§ PROBLEM DETAILS: Reproduce all entries precisely as they are written.
------------------------------------------------------------
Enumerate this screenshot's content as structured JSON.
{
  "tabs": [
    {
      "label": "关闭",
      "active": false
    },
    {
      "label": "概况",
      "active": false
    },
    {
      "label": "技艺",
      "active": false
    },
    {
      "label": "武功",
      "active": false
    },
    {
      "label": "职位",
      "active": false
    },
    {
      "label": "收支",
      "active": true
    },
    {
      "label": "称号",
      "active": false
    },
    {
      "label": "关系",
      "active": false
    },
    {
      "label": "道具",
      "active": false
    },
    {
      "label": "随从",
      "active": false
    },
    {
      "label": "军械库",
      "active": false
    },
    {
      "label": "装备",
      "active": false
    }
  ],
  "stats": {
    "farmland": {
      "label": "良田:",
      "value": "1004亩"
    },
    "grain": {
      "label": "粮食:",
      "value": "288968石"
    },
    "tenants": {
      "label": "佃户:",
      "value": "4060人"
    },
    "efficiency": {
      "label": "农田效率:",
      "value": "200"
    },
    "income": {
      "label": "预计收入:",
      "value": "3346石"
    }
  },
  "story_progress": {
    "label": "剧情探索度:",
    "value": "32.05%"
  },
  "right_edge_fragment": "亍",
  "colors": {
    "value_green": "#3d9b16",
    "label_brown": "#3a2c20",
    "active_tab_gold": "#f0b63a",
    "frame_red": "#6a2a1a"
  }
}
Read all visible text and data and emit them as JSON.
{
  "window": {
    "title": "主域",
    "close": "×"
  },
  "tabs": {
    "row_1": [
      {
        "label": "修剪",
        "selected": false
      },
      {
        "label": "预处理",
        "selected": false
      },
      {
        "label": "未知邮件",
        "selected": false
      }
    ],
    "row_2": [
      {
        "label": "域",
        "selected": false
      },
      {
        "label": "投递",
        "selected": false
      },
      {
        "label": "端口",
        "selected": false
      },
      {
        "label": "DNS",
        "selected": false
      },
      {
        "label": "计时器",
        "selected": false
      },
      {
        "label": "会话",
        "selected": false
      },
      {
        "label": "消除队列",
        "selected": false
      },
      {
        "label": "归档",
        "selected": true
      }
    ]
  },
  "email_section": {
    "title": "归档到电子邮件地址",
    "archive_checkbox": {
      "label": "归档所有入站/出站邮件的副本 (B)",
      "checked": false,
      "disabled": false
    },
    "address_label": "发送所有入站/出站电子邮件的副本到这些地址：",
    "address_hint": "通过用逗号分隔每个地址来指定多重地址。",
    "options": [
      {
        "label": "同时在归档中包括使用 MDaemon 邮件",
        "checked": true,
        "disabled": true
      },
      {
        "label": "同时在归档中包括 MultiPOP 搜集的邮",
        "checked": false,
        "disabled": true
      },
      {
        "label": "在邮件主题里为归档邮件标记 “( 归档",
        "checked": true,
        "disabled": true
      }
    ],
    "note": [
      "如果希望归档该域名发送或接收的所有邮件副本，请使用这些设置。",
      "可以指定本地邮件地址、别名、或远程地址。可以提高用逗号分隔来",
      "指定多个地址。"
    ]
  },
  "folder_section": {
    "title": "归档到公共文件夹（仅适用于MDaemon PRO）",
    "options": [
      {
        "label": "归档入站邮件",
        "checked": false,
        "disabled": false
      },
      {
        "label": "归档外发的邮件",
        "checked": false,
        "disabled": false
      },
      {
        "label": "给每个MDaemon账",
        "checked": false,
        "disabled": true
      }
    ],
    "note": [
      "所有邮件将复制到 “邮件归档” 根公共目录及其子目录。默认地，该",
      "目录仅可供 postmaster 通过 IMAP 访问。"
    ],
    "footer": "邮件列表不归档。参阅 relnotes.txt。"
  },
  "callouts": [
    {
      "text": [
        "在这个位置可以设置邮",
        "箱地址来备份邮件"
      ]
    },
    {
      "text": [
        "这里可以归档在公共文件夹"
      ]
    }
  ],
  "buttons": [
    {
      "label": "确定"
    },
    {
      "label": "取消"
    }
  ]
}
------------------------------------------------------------
§ ANSWER AREA:
Enumerate this screenshot's content as structured JSON.
{
  "tabs": [
    {
      "label": "关闭",
      "active": false
    },
    {
      "label": "概况",
      "active": false
    },
    {
      "label": "技艺",
      "active": false
    },
    {
      "label": "武功",
      "active": false
    },
    {
      "label": "职位",
      "active": false
    },
    {
      "label": "收支",
      "active": true
    },
    {
      "label": "称号",
      "active": false
    },
    {
      "label": "关系",
      "active": false
    },
    {
      "label": "道具",
      "active": false
    },
    {
      "label": "随从",
      "active": false
    },
    {
      "label": "军械库",
      "active": false
    },
    {
      "label": "装备",
      "active": false
    }
  ],
  "stats": {
    "farmland": {
      "label": "良田:",
      "value": "1004亩"
    },
    "grain": {
      "label": "粮食:",
      "value": "288968石"
    },
    "tenants": {
      "label": "佃户:",
      "value": "4060人"
    },
    "efficiency": {
      "label": "农田效率:",
      "value": "200"
    },
    "income": {
      "label": "预计收入:",
      "value": "3346石"
    }
  },
  "story_progress": {
    "label": "剧情探索度:",
    "value": "32.05%"
  },
  "right_edge_fragment": "亍",
  "colors": {
    "value_green": "#3d9b16",
    "label_brown": "#3a2c20",
    "active_tab_gold": "#f0b63a",
    "frame_red": "#6a2a1a"
  }
}
Read all visible text and data and emit them as JSON.
{
  "window": {
    "title": "主域",
    "close": "×"
  },
  "tabs": {
    "row_1": [
      {
        "label": "修剪",
        "selected": false
      },
      {
        "label": "预处理",
        "selected": false
      },
      {
        "label": "未知邮件",
        "selected": false
      }
    ],
    "row_2": [
      {
        "label": "域",
        "selected": false
      },
      {
        "label": "投递",
        "selected": false
      },
      {
        "label": "端口",
        "selected": false
      },
      {
        "label": "DNS",
        "selected": false
      },
      {
        "label": "计时器",
        "selected": false
      },
      {
        "label": "会话",
        "selected": false
      },
      {
        "label": "消除队列",
        "selected": false
      },
      {
        "label": "归档",
        "selected": true
      }
    ]
  },
  "email_section": {
    "title": "归档到电子邮件地址",
    "archive_checkbox": {
      "label": "归档所有入站/出站邮件的副本 (B)",
      "checked": false,
      "disabled": false
    },
    "address_label": "发送所有入站/出站电子邮件的副本到这些地址：",
    "address_hint": "通过用逗号分隔每个地址来指定多重地址。",
    "options": [
      {
        "label": "同时在归档中包括使用 MDaemon 邮件",
        "checked": true,
        "disabled": true
      },
      {
        "label": "同时在归档中包括 MultiPOP 搜集的邮",
        "checked": false,
        "disabled": true
      },
      {
        "label": "在邮件主题里为归档邮件标记 “( 归档",
        "checked": true,
        "disabled": true
      }
    ],
    "note": [
      "如果希望归档该域名发送或接收的所有邮件副本，请使用这些设置。",
      "可以指定本地邮件地址、别名、或远程地址。可以提高用逗号分隔来",
      "指定多个地址。"
    ]
  },
  "folder_section": {
    "title": "归档到公共文件夹（仅适用于MDaemon PRO）",
    "options": [
      {
        "label": "归档入站邮件",
        "checked": false,
        "disabled": false
      },
      {
        "label": "归档外发的邮件",
        "checked": false,
        "disabled": false
      },
      {
        "label": "给每个MDaemon账",
        "checked": false,
        "disabled": true
      }
    ],
    "note": [
      "所有邮件将复制到 “邮件归档” 根公共目录及其子目录。默认地，该",
      "目录仅可供 postmaster 通过 IMAP 访问。"
    ],
    "footer": "邮件列表不归档。参阅 relnotes.txt。"
  },
  "callouts": [
    {
      "text": [
        "在这个位置可以设置邮",
        "箱地址来备份邮件"
      ]
    },
    {
      "text": [
        "这里可以归档在公共文件夹"
      ]
    }
  ],
  "buttons": [
    {
      "label": "确定"
    },
    {
      "label": "取消"
    }
  ]
}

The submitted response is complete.